**DESCRIPTION OF THE TASK:** What lines in the records below hold the string "JSON"? Please show them.

Items from a data source:
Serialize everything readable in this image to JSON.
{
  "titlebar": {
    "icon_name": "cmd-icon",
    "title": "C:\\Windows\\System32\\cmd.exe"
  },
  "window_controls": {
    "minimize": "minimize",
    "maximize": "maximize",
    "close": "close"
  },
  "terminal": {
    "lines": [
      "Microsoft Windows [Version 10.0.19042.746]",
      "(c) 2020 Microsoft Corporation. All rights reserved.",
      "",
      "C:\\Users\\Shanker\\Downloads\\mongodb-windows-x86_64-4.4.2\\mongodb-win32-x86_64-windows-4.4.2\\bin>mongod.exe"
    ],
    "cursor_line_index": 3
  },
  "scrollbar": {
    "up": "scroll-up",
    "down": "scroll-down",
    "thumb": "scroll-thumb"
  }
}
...
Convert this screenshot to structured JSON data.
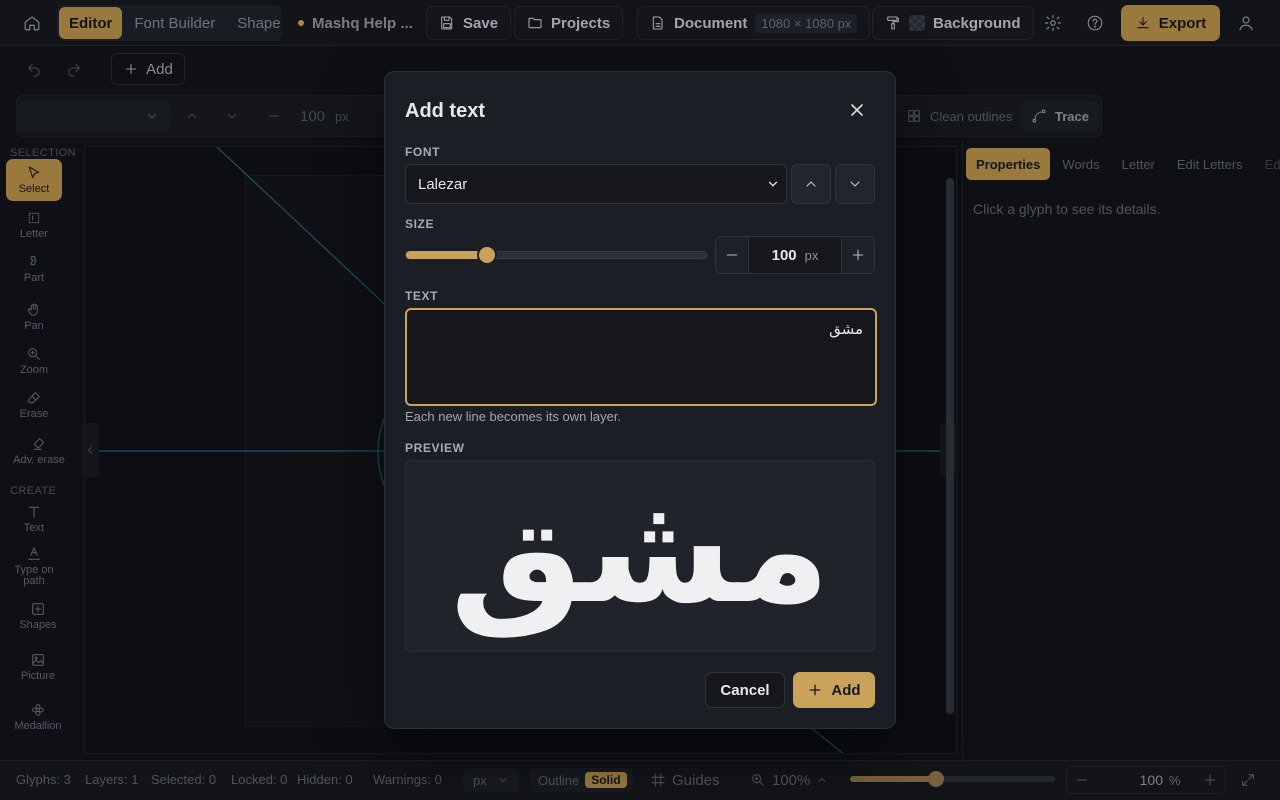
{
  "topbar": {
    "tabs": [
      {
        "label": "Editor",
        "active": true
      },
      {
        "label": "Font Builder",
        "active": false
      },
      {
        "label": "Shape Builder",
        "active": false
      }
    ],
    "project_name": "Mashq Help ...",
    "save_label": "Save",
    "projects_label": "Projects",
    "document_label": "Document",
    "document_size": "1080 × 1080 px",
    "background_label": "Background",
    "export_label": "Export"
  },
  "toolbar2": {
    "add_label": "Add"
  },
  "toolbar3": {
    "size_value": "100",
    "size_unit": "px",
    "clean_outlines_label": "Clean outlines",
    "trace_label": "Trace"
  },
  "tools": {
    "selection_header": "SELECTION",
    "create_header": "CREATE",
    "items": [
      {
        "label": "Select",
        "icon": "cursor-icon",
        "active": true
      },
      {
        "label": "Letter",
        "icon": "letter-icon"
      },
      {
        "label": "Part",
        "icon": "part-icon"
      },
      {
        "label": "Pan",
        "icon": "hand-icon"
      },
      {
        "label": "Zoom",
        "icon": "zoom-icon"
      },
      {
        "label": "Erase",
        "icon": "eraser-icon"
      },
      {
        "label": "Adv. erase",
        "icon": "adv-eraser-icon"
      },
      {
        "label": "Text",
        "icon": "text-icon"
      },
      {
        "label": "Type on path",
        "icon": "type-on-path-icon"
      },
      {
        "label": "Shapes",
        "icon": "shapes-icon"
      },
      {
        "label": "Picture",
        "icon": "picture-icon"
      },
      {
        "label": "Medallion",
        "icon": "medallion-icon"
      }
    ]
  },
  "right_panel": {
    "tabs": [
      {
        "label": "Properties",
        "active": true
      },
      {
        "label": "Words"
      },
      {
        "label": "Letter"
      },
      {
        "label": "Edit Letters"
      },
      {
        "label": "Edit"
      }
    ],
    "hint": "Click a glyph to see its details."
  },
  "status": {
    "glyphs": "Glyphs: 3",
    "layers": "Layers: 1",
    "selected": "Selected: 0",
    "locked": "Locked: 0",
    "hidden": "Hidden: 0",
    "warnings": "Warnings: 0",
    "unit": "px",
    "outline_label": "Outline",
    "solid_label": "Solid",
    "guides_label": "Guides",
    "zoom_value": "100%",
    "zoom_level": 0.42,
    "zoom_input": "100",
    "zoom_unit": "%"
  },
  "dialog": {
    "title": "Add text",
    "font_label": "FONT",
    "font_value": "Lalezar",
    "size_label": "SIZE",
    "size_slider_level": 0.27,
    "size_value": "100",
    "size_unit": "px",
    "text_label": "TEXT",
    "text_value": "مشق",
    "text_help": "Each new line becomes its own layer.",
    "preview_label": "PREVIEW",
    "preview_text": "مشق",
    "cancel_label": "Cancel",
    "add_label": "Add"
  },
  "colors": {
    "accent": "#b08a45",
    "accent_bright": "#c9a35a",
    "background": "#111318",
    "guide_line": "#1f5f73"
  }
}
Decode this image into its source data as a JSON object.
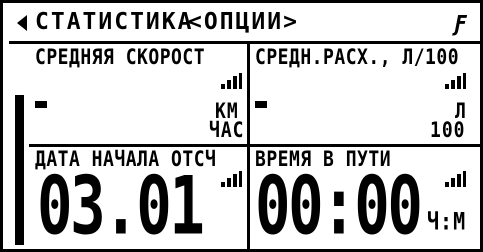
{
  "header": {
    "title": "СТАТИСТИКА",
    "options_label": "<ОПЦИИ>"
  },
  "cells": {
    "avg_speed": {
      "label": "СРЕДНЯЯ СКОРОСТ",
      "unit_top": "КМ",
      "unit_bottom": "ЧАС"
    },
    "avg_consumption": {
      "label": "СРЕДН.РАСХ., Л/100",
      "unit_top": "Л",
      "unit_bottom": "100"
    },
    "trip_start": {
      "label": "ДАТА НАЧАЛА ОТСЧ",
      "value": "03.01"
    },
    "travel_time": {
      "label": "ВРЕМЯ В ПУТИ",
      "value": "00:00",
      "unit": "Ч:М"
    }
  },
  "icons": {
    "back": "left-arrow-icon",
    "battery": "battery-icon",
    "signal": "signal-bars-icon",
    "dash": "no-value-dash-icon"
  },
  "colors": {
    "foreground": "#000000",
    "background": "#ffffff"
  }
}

**TASK ANSWER:**
Serialize everything readable in this image to JSON.
Convert this screenshot to structured JSON data.
Decode this image into its source data as a JSON object.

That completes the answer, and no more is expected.